Suicide will not be inevitable for anybody, and consultants view it as a essentially preventable public well being situation. A part of this work includes addressing systemic points inside our nation’s healthcare infrastructure. For the 27.6 million People who don’t have health insurance, it could be unimaginable to entry reasonably priced psychological healthcare. Since suicide is so strongly related to sure psychological diseases, this care could be life-saving.
On a person stage, it behooves us all to know the frequent warning indicators. “Withdrawal is generally your biggest clue,” says Dole. Somebody who’s severely occupied with suicide could self-isolate or act out of character in social settings. Dramatic behavioral modifications, corresponding to recklessness or freely giving your possessions, will also be an indicator.
If you happen to suppose somebody you’re keen on is severely contemplating suicide, what must you do? The reply is easy, says Dole: Discuss to them. Test in with the one you love about what’s happening, and check out your finest to carry area for what they’re feeling. “One of the big reasons why people don’t talk about their suicidal thoughts is that they fear being a burden on the people in their lives,” she explains. By initiating that tough dialog, you ship the alternative message.
“Trust your gut,” provides Moutier, “and use your social-emotional radar.” It’s a well-liked false impression that speaking to a beloved one about suicide will plant the concept of their head. “You don’t have to have training to do this. You just have to be a caring friend or spouse, or whatever your relationship is to this person, to open up a safe and inviting dialogue.”
AFSP gives a useful online guide for beginning a dialog. If you happen to want additional steering, contemplate calling the 988 Suicide & Crisis Lifeline at 988. The Lifeline is a nationwide community of native disaster care facilities that present free, confidential help to individuals experiencing psychological well being crises. It’s out there within the U.S. 24/7 through telephone, textual content, and net chat.
“We get a lot of calls from loved ones,” says Dole. “We don’t give advice, but we can give guidance — ‘Where do you live? Here’s a clinic,’ or ‘Here’s an online resource.’ Even coaching people through talking to their loved one can be incredibly helpful.”

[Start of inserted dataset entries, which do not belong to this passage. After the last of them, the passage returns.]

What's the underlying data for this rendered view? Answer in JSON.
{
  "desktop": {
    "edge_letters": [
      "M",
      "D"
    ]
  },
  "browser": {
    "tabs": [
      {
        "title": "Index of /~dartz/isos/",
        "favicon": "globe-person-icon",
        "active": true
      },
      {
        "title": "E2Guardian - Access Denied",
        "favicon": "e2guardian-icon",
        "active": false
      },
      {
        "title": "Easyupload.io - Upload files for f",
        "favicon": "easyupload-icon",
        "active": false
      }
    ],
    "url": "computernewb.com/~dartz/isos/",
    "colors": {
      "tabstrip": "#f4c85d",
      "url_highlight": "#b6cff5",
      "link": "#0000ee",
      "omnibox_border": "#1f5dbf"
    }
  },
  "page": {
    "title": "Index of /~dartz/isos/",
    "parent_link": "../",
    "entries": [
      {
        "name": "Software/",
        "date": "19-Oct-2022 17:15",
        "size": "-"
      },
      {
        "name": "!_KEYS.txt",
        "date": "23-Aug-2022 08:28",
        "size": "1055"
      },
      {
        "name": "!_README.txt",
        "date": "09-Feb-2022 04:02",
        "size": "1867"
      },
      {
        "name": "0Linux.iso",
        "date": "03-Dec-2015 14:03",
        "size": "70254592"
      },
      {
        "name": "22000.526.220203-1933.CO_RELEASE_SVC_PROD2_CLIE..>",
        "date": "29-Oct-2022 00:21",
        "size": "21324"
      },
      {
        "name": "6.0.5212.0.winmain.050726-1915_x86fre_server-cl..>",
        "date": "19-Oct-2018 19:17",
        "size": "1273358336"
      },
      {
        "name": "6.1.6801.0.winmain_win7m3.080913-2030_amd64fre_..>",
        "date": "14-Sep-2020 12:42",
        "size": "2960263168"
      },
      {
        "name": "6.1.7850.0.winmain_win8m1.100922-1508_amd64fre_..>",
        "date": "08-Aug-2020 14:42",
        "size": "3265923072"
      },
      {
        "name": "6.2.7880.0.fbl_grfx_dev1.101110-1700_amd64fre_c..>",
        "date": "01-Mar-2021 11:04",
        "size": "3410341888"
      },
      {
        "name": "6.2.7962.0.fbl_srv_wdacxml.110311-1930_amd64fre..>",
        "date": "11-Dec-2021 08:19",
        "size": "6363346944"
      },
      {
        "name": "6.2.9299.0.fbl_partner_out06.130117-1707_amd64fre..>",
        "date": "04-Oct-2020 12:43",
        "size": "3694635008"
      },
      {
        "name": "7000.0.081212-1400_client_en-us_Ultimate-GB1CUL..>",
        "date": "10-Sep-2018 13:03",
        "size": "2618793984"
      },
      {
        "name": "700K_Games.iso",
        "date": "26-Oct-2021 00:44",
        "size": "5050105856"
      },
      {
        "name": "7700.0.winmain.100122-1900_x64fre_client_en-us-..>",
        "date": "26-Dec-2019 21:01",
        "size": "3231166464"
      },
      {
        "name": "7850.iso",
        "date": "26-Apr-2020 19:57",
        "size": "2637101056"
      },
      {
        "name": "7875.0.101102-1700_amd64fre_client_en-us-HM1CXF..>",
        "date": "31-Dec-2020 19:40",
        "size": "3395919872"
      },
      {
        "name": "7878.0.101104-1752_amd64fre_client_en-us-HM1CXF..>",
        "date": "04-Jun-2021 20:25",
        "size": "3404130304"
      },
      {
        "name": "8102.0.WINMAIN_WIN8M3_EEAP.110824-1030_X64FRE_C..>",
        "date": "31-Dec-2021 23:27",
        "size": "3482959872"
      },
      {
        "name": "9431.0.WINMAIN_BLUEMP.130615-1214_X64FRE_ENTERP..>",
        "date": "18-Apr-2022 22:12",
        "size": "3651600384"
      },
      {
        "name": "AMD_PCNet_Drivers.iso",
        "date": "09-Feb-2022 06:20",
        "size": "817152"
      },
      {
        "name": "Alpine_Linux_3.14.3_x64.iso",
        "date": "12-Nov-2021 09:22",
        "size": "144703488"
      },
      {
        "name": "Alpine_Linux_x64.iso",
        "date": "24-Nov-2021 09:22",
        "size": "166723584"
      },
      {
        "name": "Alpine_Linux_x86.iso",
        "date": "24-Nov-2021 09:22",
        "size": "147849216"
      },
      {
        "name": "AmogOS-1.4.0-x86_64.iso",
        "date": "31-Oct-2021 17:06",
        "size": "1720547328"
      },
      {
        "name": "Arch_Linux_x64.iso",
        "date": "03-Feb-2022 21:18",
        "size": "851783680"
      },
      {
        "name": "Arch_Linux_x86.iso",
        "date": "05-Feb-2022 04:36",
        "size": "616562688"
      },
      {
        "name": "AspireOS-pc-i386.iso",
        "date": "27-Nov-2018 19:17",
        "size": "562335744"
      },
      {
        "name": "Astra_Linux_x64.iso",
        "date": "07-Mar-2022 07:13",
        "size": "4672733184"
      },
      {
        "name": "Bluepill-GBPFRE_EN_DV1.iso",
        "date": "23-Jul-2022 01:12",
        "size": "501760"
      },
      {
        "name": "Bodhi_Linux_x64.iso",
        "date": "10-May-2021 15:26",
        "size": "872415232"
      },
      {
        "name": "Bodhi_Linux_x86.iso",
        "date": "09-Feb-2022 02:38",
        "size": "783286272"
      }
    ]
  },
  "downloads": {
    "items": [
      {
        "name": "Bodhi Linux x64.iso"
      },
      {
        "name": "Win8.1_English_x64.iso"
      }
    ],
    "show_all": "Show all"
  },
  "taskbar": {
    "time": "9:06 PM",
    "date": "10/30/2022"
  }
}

If you happen to or somebody you recognize is susceptible to suicide, name the 988 Suicide & Crisis Lifeline at 988. If you happen to’re a younger LGBTQ individual and want to speak to somebody, name The Trevor Project’s 24-hour disaster hotline for youth at 1-866-488-7386 and/or The Trans Lifeline at 877-565-8860.